By Colum Kenny
Sunday October 05 2008
If Ted Poe of Texas were Ireland's Minister for Finance, then Irish people might have more confidence in the Government's massive guarantee for Irish bankers. As Brian Cowen and Brian Lenihan last week bet the family silver -- and much more besides -- on a shaky financial future, Congressman Ted Poe caught the public mood on both sides of the Atlantic.
Poe told the US House of Representatives on Monday, "Small businesses, mom and pop grocery stores, don't get this break. When they make bad financial decisions, they go out of business. But the rich and famous Wall Street New York City fat cats expect Joe Six-Pack to buck it up and pay for all this nonsense."
And Sean or Brigid Six-Pack could be bucking it up even harder for Irish nonsense, as the deal for Irish fat cats may end up costing more than the American bail-out, relative to our economy.
People are worried, and they should be. Putting the future of the State on the line was only responsible if there was no other choice. It is a high-stakes gamble, no matter how much or how often the Government tries to sell it as a "sure thing".
Minister for Finance Lenihan claims that there is "a very significant buffer before there is any question of the guarantee being called upon", because the six banks involved (he claimed) have total assets worth 80bn more than the guarantee.
But a bet is a bet, and who knows what those assets are now really worth, or will be worth when the chickens come home to roost?
The minister ultimately relied on the banks' own valuation of their assets, which the National Treasury Management Agency told me last week comes to 438bn, just 38bn more than the figure of 400bn cited as the value of the guarantee, and not 80bn as the minister reportedly claimed. But, sure, what's a few dozen billion between bankers and their friends in Government? And can we rely on the banks' own valuation of their assets, calculated long before the current crisis?

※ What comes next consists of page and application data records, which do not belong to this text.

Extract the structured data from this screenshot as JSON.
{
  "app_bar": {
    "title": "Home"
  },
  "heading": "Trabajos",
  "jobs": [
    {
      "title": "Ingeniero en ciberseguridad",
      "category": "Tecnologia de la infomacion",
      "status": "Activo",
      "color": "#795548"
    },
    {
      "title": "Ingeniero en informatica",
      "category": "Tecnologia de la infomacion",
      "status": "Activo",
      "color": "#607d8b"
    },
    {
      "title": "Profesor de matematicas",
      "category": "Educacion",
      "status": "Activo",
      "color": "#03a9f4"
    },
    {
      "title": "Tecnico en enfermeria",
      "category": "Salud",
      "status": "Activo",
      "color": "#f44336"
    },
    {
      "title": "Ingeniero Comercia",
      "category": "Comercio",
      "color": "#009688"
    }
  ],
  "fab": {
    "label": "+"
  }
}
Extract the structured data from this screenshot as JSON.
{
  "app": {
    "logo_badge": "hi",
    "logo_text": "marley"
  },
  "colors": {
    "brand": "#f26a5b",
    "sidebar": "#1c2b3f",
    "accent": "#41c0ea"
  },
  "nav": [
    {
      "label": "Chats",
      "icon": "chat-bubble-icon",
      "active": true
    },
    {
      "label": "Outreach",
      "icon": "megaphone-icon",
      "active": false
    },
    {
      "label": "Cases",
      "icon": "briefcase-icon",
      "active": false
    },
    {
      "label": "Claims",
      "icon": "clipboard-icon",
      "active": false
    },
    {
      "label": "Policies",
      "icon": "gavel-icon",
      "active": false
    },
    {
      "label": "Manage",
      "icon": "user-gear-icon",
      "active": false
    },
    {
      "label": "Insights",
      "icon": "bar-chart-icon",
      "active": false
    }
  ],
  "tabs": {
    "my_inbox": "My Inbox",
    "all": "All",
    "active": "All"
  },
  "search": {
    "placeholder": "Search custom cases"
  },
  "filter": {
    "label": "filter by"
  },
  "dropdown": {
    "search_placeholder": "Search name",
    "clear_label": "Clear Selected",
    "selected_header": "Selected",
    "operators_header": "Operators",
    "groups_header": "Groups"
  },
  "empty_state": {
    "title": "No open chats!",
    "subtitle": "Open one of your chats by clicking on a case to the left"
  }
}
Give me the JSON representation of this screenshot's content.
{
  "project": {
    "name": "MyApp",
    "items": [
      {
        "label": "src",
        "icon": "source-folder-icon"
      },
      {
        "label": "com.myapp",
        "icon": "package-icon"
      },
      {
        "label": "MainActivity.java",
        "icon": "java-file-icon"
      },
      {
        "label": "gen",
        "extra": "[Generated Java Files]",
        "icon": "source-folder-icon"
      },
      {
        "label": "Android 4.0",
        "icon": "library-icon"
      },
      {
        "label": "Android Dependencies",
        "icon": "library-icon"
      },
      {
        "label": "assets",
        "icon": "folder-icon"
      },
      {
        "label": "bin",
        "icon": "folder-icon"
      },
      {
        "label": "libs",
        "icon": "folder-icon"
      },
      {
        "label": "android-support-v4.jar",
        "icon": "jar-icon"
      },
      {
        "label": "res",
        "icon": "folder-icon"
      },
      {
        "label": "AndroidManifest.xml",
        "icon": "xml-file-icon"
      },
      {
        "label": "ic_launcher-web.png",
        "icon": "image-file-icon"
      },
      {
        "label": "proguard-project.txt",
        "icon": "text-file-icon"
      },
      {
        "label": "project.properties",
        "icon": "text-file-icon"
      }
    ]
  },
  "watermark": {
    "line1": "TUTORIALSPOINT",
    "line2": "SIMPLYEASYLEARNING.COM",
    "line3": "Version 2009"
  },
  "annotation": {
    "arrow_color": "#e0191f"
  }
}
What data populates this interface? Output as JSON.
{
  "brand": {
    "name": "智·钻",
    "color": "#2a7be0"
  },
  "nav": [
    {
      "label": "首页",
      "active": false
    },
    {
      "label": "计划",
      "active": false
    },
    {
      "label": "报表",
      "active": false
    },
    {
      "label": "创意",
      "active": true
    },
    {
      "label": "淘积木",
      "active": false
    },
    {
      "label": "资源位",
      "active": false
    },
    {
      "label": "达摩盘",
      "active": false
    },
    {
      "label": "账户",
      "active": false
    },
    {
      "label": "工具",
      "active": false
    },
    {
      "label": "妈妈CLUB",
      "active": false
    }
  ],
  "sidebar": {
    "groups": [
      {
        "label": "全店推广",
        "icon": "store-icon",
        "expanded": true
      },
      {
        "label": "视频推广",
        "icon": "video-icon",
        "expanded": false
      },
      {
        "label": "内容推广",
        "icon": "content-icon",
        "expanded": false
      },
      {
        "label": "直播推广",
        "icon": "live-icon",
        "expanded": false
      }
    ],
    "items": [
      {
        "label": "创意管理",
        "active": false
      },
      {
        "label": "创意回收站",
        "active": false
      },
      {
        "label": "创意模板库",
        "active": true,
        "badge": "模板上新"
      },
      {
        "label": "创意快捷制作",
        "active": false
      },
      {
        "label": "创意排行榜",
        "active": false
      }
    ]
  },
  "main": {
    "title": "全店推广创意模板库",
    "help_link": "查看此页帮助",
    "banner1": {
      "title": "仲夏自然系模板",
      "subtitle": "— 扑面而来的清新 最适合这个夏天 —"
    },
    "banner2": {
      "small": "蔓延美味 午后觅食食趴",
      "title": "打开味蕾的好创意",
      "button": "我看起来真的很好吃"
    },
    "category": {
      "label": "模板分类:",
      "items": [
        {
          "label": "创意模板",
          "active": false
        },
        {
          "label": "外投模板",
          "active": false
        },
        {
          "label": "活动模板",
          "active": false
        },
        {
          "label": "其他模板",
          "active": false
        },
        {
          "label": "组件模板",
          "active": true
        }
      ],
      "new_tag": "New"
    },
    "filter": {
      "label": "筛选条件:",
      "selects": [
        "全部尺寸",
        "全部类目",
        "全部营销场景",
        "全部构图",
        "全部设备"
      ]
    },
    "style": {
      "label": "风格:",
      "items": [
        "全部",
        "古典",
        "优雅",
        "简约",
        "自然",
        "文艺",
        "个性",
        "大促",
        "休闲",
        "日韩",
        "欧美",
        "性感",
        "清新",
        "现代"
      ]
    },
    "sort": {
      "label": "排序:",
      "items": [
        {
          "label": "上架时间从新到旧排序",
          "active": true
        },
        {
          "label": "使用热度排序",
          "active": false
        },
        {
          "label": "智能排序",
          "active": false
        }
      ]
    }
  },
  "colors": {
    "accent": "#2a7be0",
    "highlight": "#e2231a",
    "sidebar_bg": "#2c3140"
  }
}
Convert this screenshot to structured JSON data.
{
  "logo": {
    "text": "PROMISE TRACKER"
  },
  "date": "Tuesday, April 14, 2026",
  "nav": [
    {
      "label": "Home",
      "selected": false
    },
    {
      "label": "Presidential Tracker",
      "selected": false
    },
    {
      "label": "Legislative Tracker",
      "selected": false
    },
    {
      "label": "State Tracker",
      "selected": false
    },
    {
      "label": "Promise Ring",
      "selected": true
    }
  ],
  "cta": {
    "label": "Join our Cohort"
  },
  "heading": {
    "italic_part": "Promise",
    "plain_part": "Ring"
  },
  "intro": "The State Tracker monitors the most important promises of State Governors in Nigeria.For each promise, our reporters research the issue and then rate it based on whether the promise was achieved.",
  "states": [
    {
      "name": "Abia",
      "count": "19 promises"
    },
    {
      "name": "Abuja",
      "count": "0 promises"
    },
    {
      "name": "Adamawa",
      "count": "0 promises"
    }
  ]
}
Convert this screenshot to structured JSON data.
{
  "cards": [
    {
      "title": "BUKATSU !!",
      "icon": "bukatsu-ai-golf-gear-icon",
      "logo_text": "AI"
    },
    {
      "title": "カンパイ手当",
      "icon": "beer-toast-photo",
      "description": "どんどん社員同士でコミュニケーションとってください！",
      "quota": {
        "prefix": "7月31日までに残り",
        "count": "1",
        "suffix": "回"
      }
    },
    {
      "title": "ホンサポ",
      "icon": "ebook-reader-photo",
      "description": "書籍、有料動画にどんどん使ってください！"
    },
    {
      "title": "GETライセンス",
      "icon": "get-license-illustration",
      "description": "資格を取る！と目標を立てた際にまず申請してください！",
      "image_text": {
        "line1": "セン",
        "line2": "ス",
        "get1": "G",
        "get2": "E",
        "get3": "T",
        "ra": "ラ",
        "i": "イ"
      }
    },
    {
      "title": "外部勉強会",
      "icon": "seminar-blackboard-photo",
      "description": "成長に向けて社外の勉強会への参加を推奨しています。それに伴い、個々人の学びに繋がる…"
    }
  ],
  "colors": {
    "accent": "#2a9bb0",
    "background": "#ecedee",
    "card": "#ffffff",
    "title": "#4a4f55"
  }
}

Politicians mounted their high horses to defend the guarantee last week.